Continuing on to our launch site, the Blue Waters Inn, we passed an immense, rusty undershot waterwheel, a remnant of a sugar mill from the days when an obscenely rich Englishman would have been described as, "Rich as a Tobago planter." When our glass-bottomed boat arrived, everyone removed shoes, rolled up slacks, and made a successful wet boarding. Brain coral and dead man's fingers predominated on the sandy bottom as we made our 2-mile crossing. Once ashore, with rinsed feet and shoes on again, we began our hike, which took us up a trail of switchbacks. Bananaquits and Blue-gray Tanagers were the most common species of birds, but the real attraction was the vegetation. Little Tobago boasts a virgin dry forest that looks exactly the same today as it did 10,000 years ago. The trees are not gigantic; in fact, they are rather small as is appropriate on a dry island. Underbrush is almost nonexistent, composed mainly of an immense herbaceous plant called Anthurium hookeri and several species of bamboo.
As we climbed we noted the nest holes of Audubon's Shearwaters and stopped to watch a Brown-crested Flycatcher perched in a tree with reddish peeling bark -- the "tourist tree", as the locals humorously call it, referring to the same condition that befalls visitors unaccustomed to the tropical sun. On the ground and in low bushes we came for the last time upon our old friend the Northern Waterthrush, chupping alarm notes.
The eastern side of Little Tobago is rimmed with sea cliffs.
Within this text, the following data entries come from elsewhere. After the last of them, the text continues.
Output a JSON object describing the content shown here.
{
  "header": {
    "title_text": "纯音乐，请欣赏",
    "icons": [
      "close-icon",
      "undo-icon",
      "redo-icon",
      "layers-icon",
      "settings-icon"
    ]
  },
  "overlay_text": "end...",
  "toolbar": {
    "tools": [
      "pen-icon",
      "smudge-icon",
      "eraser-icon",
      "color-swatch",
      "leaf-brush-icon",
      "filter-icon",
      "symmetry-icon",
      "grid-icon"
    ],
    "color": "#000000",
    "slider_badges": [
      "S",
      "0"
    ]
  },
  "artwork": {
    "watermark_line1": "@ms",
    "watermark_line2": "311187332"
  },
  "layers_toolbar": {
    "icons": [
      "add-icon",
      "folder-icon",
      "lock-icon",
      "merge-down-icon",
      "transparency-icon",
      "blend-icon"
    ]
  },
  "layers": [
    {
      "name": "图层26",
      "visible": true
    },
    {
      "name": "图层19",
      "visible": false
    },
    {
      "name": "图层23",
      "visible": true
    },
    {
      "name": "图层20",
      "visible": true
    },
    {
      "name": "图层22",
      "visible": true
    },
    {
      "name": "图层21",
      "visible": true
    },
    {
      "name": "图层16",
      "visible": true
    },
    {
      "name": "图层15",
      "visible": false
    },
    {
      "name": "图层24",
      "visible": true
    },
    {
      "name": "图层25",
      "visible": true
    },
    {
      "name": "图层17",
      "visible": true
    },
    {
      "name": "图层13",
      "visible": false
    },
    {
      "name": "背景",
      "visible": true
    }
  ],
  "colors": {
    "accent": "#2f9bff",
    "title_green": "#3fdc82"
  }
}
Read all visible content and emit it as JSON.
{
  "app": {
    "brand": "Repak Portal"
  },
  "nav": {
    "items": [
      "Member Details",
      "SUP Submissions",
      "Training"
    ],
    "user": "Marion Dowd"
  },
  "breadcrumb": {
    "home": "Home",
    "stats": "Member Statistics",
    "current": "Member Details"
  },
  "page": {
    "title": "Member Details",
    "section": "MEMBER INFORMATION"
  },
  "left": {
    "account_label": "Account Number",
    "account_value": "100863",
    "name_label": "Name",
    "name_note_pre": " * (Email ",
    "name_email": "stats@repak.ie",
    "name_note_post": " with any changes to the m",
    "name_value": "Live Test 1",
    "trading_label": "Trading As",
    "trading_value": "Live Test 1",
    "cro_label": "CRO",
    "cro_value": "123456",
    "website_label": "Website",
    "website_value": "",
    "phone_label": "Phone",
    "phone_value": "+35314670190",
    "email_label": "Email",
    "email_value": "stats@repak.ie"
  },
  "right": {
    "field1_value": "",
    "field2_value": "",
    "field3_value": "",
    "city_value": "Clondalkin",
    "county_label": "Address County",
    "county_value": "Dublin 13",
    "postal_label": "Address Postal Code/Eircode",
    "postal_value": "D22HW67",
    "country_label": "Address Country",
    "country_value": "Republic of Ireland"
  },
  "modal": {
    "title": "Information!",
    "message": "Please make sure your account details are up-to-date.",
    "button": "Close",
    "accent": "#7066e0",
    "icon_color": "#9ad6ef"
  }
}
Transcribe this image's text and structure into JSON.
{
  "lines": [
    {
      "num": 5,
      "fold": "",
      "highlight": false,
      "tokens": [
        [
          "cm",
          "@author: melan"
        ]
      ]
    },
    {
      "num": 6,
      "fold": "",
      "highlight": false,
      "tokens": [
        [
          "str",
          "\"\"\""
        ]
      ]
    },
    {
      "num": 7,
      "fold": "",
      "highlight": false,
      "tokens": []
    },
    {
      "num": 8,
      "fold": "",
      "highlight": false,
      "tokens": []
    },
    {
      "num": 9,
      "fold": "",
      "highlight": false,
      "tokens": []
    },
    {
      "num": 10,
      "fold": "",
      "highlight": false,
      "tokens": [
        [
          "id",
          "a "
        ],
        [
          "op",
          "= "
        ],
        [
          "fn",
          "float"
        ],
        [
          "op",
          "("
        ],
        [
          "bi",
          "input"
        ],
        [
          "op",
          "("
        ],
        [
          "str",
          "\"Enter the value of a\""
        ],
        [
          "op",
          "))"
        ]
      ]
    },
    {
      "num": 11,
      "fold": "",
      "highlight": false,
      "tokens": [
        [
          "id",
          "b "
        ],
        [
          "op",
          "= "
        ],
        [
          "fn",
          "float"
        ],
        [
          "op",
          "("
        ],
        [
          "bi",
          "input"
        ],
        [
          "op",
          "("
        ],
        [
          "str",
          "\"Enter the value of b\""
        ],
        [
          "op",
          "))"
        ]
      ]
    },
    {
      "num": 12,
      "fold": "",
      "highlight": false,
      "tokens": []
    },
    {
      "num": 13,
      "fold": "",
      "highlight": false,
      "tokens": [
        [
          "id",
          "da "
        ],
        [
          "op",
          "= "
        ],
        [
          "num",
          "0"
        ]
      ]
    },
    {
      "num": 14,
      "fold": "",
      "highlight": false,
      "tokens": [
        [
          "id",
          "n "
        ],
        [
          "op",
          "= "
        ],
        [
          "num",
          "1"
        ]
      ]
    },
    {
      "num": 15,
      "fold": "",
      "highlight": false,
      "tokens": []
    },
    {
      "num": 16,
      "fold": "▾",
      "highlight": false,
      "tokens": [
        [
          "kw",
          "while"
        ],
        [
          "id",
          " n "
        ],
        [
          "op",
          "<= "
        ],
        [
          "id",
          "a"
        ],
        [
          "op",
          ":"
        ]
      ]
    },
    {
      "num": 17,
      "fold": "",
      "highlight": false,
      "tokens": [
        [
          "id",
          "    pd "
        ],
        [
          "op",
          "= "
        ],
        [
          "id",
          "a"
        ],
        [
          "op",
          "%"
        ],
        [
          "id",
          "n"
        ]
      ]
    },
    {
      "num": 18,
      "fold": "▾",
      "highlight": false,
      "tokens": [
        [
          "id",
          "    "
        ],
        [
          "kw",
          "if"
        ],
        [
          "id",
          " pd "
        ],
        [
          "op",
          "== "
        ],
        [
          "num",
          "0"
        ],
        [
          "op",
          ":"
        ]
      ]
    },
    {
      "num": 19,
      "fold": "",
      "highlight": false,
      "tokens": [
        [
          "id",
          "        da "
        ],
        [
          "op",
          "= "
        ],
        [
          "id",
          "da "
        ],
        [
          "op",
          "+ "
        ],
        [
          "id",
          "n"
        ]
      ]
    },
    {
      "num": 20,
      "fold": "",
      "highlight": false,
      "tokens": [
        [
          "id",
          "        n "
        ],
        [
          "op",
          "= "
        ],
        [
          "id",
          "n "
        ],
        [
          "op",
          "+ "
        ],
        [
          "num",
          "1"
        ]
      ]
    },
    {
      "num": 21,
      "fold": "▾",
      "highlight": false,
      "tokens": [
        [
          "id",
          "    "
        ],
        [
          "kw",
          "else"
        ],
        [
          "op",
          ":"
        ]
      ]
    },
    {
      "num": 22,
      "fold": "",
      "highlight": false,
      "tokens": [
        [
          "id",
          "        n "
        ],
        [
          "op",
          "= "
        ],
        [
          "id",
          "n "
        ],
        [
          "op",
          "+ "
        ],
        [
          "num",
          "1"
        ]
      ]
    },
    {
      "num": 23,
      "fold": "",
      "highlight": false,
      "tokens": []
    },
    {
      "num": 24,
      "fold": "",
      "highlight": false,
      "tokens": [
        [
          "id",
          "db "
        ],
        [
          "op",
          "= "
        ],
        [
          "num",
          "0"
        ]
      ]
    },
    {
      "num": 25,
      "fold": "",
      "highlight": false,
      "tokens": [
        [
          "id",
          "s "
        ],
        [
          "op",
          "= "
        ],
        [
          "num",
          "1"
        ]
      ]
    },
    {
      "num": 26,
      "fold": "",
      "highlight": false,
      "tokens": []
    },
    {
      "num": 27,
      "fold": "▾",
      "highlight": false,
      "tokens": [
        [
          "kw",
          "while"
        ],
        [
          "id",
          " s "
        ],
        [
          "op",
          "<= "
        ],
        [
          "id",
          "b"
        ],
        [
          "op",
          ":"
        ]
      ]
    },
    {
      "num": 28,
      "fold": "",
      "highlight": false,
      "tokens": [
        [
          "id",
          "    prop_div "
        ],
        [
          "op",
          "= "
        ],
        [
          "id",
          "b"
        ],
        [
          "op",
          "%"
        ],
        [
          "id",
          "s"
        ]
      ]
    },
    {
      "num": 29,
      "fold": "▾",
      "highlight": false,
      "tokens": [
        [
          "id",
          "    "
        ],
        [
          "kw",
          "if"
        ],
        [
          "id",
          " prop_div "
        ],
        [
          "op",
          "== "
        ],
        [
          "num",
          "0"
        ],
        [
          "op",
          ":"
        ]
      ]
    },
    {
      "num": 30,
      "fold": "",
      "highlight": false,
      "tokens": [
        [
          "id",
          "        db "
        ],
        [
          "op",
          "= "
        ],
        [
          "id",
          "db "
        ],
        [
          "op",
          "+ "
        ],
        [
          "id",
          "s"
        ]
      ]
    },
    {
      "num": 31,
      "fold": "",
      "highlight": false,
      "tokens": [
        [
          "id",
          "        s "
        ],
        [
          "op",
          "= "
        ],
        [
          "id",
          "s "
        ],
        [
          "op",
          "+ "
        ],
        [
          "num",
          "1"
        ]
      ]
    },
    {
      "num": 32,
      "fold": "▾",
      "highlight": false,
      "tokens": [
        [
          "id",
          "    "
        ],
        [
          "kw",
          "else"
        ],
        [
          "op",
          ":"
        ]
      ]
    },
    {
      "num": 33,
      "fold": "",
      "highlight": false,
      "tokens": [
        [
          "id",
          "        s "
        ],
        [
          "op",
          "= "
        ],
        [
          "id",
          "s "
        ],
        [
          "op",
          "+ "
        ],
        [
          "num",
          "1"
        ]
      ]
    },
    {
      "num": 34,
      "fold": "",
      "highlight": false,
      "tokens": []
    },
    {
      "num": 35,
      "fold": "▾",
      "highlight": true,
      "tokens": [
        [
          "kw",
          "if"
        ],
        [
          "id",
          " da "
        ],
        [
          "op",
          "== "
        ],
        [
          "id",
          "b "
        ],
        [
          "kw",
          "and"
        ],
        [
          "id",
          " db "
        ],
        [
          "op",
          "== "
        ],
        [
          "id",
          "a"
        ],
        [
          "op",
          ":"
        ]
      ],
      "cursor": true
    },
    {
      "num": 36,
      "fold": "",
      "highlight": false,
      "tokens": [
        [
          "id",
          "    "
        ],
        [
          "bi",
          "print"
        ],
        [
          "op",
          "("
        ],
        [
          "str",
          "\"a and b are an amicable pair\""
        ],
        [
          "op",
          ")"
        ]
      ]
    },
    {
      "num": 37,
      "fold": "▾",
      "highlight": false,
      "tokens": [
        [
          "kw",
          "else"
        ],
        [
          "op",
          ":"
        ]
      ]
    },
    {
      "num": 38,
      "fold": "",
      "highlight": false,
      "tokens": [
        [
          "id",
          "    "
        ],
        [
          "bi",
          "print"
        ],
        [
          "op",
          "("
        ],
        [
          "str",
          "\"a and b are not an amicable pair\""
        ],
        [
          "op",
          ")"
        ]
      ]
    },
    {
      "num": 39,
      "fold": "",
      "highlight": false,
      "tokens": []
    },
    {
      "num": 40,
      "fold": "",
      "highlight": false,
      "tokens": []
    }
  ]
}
From a thatched shelter there we gazed down upon some 200 Red-billed Tropicbirds flying with incredible grace over the crashing waves far below and Brown Boobies resting on cactus-covered rocks. From another promontory we could see the triple peaks of St. Giles Island, nesting site of the Magnificent Frigatebird and Red-footed Booby. But literally at our feet sat Mama Red-billed Tropicbird incubating her egg, and just down the trail, in the shade of an anthurium, sat another adult with a nestling. Seeing these birds of legend, for us species #180, and being able to study them on land and not from a pitching boat, was a fantastic ending to a very successful trip.